I’m at a loss to explain the whole thing. Is memory retention in direct proportion to the importance we attach to an issue? Is that why I could remember the smallest detail at work but couldn’t remember to ask the vet a simple cat-related question? If it is, please don’t tell my cats. I really wouldn’t want them to know how little they apparently matter to me.
It’s not just me. One of the guys at work had the same problem I did. He was always losing his keys. If I was the only one working late, I’d use my master key and open up offices, so he could find where he left them. He finally got him one of those clapper key chains. That worked well for a while. You guessed it. I was back there with my key opening offices because the batteries were dead on his keychain and he forgot to buy new ones.
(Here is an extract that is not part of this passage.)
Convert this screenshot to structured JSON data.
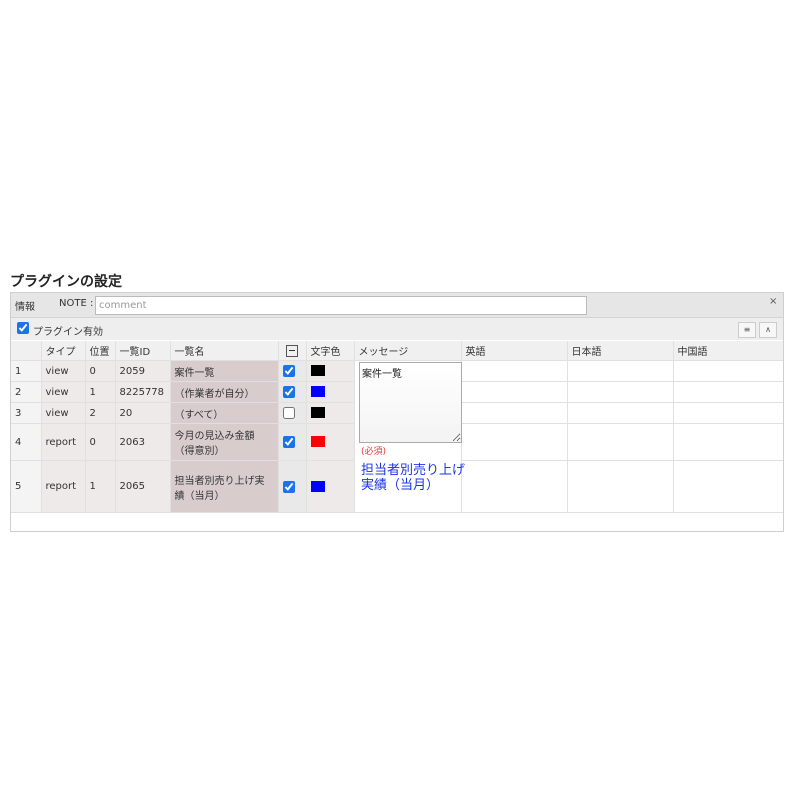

Perhaps we’re just getting inundated with too many things to remember. In this fast-paced society we live in, we are swamped with things to do, facts to remember and places to go. Perhaps we’ve reached our personal saturation level. I don’t think they used to have the same problem in the 19th century. I don’t remember hearing about Lincoln pausing in the middle of the Gettysburg address trying to remember what he wanted to say. Juliet, however, did ask, “Romeo, Romeo, wherefore art thou Romeo?” At least I can remember where I’ve left Ed. I’m not that bad yet!
The biggest downfall to this affliction I’ve found myself with is forgetting where I put things. I tend to hide stuff, just in case someone breaks into the house. I have quite a few great hiding places. I shouldn’t tell you this, but I have four nice rings hidden away right now. If you break in and take them, leave me a note telling me where you found them. I haven’t seen them for about six months.
I’m not sure that having a bad memory is all that much of a problem, except it runs up a phone bill because you must call and ask questions while they’re fresh in your mind. There are worse things that could be happening to me. I thought of a few of them earlier while I was writing this, but they escape me now.
The really sad thing about this memory thing is how as we get older it gets worse. God’s little trick on us. I would think He would want our mind getting sharper as we get older. That way we could pass on our wisdom to the younger generation. Assuming we have any wisdom, that is. But instead He decided that as we get older we forget a lot. Maybe He made us that way so we wouldn’t remember that the body isn’t quite as good as it used to be. The one thing He makes sure we remember though is that He loves us. That’s a good thing. Cause if I find myself forgetting that, then for sure I’m ready for Heaven. Assuming I can remember how to get there.